Source material.
+ + + + +
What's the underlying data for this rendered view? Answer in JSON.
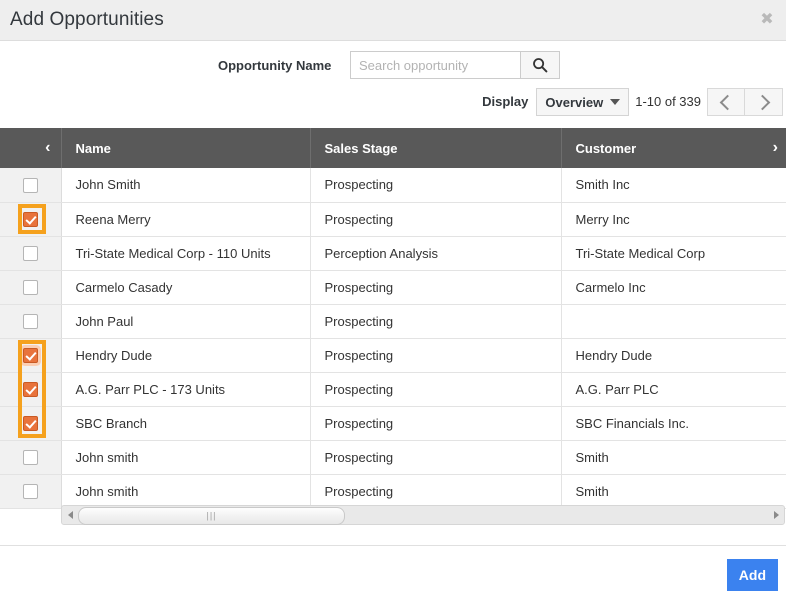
{
  "dialog": {
    "title": "Add Opportunities",
    "close_icon": "close-icon",
    "close_glyph": "✖"
  },
  "search": {
    "label": "Opportunity Name",
    "placeholder": "Search opportunity",
    "value": "",
    "button_icon": "search-icon"
  },
  "display": {
    "label": "Display",
    "selected_option": "Overview",
    "options": [
      "Overview"
    ],
    "caret_icon": "chevron-down-icon",
    "record_count": "1-10 of 339",
    "prev_icon": "chevron-left-icon",
    "next_icon": "chevron-right-icon"
  },
  "table": {
    "header_left_arrow": "‹",
    "header_right_arrow": "›",
    "columns": [
      {
        "key": "check",
        "label": ""
      },
      {
        "key": "name",
        "label": "Name"
      },
      {
        "key": "stage",
        "label": "Sales Stage"
      },
      {
        "key": "customer",
        "label": "Customer"
      }
    ],
    "rows": [
      {
        "selected": false,
        "focused": false,
        "name": "John Smith",
        "stage": "Prospecting",
        "customer": "Smith Inc"
      },
      {
        "selected": true,
        "focused": false,
        "name": "Reena Merry",
        "stage": "Prospecting",
        "customer": "Merry Inc"
      },
      {
        "selected": false,
        "focused": false,
        "name": "Tri-State Medical Corp - 110 Units",
        "stage": "Perception Analysis",
        "customer": "Tri-State Medical Corp"
      },
      {
        "selected": false,
        "focused": false,
        "name": "Carmelo Casady",
        "stage": "Prospecting",
        "customer": "Carmelo Inc"
      },
      {
        "selected": false,
        "focused": false,
        "name": "John Paul",
        "stage": "Prospecting",
        "customer": ""
      },
      {
        "selected": true,
        "focused": true,
        "name": "Hendry Dude",
        "stage": "Prospecting",
        "customer": "Hendry Dude"
      },
      {
        "selected": true,
        "focused": false,
        "name": "A.G. Parr PLC - 173 Units",
        "stage": "Prospecting",
        "customer": "A.G. Parr PLC"
      },
      {
        "selected": true,
        "focused": false,
        "name": "SBC Branch",
        "stage": "Prospecting",
        "customer": "SBC Financials Inc."
      },
      {
        "selected": false,
        "focused": false,
        "name": "John smith",
        "stage": "Prospecting",
        "customer": "Smith"
      },
      {
        "selected": false,
        "focused": false,
        "name": "John smith",
        "stage": "Prospecting",
        "customer": "Smith"
      }
    ]
  },
  "scrollbar": {
    "left_arrow_icon": "triangle-left-icon",
    "right_arrow_icon": "triangle-right-icon",
    "grip": "|||"
  },
  "footer": {
    "add_label": "Add"
  },
  "colors": {
    "accent_selection": "#f5a11d",
    "checkbox_checked": "#e8733c",
    "row_selected_bg": "#fbf8dc",
    "header_bg": "#595959",
    "primary_button": "#3b82ef"
  }
}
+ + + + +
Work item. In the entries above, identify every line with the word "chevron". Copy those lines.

Answer area.
    "caret_icon": "chevron-down-icon",
    "prev_icon": "chevron-left-icon",
    "next_icon": "chevron-right-icon"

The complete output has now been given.